In an Instagram story posted yesterday, model Olivia Culpo revealed that she has endometriosis, a condition that affects an estimated one in 10 British women during their reproductive years. "I've never publicly said this before but I have endometriosis," she wrote on the story. "Aka the most excruciatingly painful cramps/periods. Anyone else reading this have endo? No fun."
When you have endometriosis, tissue that is similar to what makes up the uterine lining grows elsewhere in the body, usually on the outside of the uterus and nearby organs. And like Culpo says in her Instagram story, this can cause intense period pain, as well as issues including painful sex and constipation.
"There's a surgery you can get for it but I don't want to get," the former Miss Universe said. The surgery she's referring to is called laparoscopic surgery, a procedure that removes scar tissue, endometrial tissue, and cysts that build up due to the condition. Instead, Culpo is choosing to use "lots of heating pads, lots of water, and lots of Midol."

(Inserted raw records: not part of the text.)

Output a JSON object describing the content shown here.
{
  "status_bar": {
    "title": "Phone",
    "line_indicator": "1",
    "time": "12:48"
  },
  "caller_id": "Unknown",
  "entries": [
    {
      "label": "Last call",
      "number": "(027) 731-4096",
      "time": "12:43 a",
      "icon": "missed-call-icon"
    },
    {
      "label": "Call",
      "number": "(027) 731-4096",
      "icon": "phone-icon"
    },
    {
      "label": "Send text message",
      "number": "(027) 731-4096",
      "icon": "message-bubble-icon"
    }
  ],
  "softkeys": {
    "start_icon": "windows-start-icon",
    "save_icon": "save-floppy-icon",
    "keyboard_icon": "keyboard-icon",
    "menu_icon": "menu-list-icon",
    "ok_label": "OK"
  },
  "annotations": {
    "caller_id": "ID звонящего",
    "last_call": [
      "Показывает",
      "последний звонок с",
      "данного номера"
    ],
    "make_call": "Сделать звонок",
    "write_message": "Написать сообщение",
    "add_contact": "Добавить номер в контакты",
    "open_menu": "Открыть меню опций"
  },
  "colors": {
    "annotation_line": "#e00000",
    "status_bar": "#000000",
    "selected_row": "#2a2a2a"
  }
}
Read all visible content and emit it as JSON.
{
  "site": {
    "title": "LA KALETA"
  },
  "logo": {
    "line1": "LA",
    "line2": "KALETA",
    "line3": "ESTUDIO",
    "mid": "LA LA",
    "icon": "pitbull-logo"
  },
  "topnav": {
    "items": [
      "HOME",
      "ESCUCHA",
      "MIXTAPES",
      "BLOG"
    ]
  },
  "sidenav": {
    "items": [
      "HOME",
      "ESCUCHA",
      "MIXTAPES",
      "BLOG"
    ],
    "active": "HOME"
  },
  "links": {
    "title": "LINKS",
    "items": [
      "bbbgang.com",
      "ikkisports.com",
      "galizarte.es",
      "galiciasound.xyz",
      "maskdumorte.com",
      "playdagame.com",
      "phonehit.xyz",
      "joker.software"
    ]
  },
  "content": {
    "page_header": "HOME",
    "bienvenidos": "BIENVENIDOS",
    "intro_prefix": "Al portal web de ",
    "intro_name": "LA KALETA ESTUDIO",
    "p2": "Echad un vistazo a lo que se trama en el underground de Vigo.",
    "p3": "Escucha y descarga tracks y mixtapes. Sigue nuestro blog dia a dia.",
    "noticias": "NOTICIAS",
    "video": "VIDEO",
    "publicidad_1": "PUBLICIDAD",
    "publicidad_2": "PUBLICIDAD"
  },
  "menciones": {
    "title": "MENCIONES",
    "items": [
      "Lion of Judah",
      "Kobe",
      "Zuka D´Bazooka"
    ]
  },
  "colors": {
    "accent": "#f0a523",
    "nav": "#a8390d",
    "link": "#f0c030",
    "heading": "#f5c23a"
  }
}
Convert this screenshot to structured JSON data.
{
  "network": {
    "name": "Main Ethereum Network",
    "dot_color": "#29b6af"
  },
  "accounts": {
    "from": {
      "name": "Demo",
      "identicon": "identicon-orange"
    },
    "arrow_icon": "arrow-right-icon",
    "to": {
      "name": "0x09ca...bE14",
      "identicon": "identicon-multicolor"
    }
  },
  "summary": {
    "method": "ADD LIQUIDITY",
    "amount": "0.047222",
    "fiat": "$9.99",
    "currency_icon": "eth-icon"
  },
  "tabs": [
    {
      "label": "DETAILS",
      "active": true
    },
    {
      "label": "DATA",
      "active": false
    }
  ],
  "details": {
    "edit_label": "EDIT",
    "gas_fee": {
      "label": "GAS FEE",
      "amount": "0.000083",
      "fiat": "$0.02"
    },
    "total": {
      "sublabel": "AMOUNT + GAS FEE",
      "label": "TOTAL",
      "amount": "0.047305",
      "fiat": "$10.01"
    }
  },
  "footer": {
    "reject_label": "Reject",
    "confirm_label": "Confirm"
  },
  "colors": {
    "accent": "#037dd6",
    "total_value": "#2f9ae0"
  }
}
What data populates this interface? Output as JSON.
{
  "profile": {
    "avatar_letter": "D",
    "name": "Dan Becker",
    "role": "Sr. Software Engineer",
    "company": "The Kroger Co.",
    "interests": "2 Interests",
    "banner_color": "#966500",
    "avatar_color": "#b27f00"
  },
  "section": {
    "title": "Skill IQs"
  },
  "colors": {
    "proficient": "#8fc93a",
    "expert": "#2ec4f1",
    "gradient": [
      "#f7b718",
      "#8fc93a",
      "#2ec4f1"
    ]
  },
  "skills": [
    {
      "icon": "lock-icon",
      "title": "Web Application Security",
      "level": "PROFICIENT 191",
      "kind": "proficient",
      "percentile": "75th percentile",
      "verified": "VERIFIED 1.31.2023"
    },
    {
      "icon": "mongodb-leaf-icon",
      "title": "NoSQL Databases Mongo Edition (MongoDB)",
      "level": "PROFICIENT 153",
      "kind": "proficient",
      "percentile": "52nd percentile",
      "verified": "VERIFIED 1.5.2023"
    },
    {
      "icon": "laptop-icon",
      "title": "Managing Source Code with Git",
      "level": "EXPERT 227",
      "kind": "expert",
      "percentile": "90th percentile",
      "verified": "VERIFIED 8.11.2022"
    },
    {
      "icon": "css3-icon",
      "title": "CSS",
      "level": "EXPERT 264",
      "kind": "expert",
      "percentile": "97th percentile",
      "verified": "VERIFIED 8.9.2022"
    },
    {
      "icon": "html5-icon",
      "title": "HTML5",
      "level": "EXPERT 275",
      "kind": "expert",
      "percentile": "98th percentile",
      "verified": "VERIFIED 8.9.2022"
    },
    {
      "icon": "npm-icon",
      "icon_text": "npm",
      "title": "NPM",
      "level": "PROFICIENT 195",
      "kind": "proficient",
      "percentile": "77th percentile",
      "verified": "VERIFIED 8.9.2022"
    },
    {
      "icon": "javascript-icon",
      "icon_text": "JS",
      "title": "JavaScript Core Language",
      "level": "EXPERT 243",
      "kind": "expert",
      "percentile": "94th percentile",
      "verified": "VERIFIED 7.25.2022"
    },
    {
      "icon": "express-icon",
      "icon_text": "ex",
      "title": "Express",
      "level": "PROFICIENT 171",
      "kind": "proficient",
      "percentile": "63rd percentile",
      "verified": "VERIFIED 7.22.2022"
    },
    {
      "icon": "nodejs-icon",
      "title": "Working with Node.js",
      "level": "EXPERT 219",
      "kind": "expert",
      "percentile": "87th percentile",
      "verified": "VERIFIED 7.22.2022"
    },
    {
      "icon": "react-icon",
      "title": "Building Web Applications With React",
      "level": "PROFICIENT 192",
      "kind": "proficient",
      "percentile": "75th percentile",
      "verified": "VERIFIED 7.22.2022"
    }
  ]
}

Other celebs have opened up about their endometriosis diagnoses in the past, too, including Halsey to Lena Dunham. And their experiences sound similar to Culpo's: painful, exhausting, and even frustrating.
In her story, Culpo advised her followers and those watching to be vigilant if they're experiencing symptoms of endometriosis. "I just think it's really important if you are having very painful periods and you are not being diagnosed with what you think could be endometriosis, definitely do your research because if you don't discover that you have this, it could get in the way of your fertility," she says. "You could have tissue growing in areas that you really shouldn't have that would interfere with maybe getting pregnant some day, your eggs could be getting damaged."
That's one of the reasons Culpo says she's decided to bring awareness to the condition now. "My doctor tells me about people who come to her in their 30s, 40s, 50s, 60s about not having been able to have kids," she shared. "The thing that's so sad about that is because they may have had endometriosis that may have affected their fertility in some way and if they had caught it earlier, they could have frozen their eggs. There would have been more options."
In an article she wrote for Refinery29 earlier this year, actress Bojana Novakovic, who also has endo, shared a similar sentiment. "For me, a huge part of my problem was shame. The symptoms of endometriosis were embarrassing to talk about. I didn’t want to tell anyone that my nether regions ached, that sex was painful. I thought I was weak... It's important to destigmatize pelvic pain, so that we can talk openly about solutions. After all, if I had heard someone talk about it when I was a teenager, I might not have lived in all that pain for nearly 20 years."
"It's a disease that is very poorly understood, even though it's been almost a hundred years since it was first described," Shaheen Khazali, MD, a consultant gynecologist and endometriosis surgeon, and honorary secretary of the British Society for Gynaecological Endoscopy (BSGE) previously told Refinery29. "We are still struggling both as a scientific community and as doctors to properly understand and address the issue."
If you're experiencing symptoms such as painful periods or other uncomfortable symptoms such as such as painful urination, sex, and bowel movements, you'll want to head to your doctor to make everything is alright. "You just never know," Culpo says. "You don't want to wait too late, so I want everyone to take that seriously."